According to the article, "Mr. Jaczko (pronounced YAZZ-koe) said radiation levels might make it impossible to continue what he called the “backup backup” cooling functions that have so far helped check the fuel melting inside the reactors. Those efforts consist of using fire hoses to dump water on overheated fuel and then letting the radioactive steam vent into the atmosphere.
"Those emergency measures, carried out by a small squad of workers and firefighters, represent Japan’s central effort to forestall a full-blown fuel meltdown that would lead to much higher releases of radioactive material into the air.
"Mr. Jaczko’s testimony, the most extended comments by a senior American official on Japan’s nuclear disaster, described what amounts to an agonizing choice for Japanese authorities: keep sending workers into an increasingly contaminated area in a last-ditch effort to cover nuclear fuel with water, or do more to protect the workers but risk letting the pools boil away — and thus risk a broader meltdown."
The article adds, "On Wednesday, the American Embassy in Tokyo, on advice from the Nuclear Regulatory Commission, told Americans to evacuate a radius of “approximately 50 miles” from the Fukushima plant.
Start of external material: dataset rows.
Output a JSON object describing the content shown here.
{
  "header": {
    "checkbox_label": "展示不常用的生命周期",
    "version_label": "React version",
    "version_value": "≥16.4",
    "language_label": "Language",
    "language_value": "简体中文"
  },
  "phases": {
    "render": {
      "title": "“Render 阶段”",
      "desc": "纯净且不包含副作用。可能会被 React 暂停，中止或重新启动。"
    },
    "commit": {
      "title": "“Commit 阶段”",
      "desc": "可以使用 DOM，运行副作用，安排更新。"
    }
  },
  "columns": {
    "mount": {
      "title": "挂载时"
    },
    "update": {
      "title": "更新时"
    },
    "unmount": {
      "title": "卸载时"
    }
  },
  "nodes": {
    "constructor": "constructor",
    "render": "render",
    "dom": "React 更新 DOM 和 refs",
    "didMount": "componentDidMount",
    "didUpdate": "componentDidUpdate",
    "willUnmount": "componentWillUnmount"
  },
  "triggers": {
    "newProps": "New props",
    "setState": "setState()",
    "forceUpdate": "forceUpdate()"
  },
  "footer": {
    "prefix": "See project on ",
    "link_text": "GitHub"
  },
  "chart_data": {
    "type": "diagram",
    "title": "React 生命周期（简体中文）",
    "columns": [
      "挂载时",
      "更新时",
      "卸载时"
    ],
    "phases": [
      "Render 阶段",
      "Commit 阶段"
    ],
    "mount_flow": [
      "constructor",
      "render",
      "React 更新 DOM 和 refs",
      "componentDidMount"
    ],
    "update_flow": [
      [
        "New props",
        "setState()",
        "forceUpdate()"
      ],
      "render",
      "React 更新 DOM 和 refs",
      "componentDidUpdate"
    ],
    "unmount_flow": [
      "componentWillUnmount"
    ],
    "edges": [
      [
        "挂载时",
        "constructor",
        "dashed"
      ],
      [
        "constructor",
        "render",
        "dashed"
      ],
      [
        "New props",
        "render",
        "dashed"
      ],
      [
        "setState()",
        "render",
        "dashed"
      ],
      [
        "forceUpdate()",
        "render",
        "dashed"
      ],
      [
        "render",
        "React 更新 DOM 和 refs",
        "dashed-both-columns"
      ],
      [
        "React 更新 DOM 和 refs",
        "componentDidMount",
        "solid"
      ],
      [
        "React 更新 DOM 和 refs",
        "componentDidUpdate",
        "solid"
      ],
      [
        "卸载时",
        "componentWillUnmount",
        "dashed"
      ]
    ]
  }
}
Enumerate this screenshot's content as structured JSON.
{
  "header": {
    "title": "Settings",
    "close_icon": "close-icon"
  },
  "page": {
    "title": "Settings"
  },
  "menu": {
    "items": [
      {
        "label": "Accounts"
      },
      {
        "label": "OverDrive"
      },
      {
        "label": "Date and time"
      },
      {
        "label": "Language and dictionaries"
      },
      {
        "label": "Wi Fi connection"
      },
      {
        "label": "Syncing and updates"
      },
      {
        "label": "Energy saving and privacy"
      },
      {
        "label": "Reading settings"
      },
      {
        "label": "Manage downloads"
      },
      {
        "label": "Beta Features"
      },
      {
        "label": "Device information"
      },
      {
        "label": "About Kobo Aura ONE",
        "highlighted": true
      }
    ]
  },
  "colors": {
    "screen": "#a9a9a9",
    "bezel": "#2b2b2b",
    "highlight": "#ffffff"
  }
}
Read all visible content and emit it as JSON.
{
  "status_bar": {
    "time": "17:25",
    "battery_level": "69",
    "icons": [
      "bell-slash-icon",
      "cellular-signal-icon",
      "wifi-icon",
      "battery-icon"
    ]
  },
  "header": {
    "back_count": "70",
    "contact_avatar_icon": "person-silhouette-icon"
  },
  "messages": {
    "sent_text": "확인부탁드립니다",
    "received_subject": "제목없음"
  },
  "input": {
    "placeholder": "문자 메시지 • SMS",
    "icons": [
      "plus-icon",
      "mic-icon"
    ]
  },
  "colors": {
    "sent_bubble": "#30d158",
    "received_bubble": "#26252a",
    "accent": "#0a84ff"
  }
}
The advice to Americans in Japan represents a graver assessment of the risk in the immediate vicinity of Daiichi than the warnings made by the Japanese themselves, who have told everyone within 20 kilometers, about 12 miles, to evacuate, and those within about 20 miles to take shelter."
The story also notes, "While maps of the plume of radiation being given off by the plant show that an elongated cloud will stretch across the Pacific, American officials said it would be so dissipated by the time it reached the West Coast of the United States that it would not pose a health threat.
"According to a Swedish government researcher, Lars-Erik De Geer, , low concentrations of radioactive particles are heading eastward from the power plant toward North America, but not at levels dangerous for humans, Reuters reported. He was citing data from a network of international monitoring stations."